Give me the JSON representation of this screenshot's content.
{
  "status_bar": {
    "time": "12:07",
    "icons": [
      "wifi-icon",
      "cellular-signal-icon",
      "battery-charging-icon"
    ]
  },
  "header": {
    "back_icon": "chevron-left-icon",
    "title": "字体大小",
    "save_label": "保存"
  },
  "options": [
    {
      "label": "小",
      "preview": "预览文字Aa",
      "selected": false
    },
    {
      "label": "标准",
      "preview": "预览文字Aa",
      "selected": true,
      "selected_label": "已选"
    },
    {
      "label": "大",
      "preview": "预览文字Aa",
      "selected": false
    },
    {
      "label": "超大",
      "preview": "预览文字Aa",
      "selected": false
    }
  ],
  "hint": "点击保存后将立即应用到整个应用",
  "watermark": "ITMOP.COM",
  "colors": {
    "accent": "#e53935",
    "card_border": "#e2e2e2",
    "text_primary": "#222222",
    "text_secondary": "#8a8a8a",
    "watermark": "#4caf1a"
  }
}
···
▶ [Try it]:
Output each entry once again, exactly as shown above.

▶ [Answer]:
Give me the JSON representation of this screenshot's content.
{
  "status_bar": {
    "time": "12:07",
    "icons": [
      "wifi-icon",
      "cellular-signal-icon",
      "battery-charging-icon"
    ]
  },
  "header": {
    "back_icon": "chevron-left-icon",
    "title": "字体大小",
    "save_label": "保存"
  },
  "options": [
    {
      "label": "小",
      "preview": "预览文字Aa",
      "selected": false
    },
    {
      "label": "标准",
      "preview": "预览文字Aa",
      "selected": true,
      "selected_label": "已选"
    },
    {
      "label": "大",
      "preview": "预览文字Aa",
      "selected": false
    },
    {
      "label": "超大",
      "preview": "预览文字Aa",
      "selected": false
    }
  ],
  "hint": "点击保存后将立即应用到整个应用",
  "watermark": "ITMOP.COM",
  "colors": {
    "accent": "#e53935",
    "card_border": "#e2e2e2",
    "text_primary": "#222222",
    "text_secondary": "#8a8a8a",
    "watermark": "#4caf1a"
  }
}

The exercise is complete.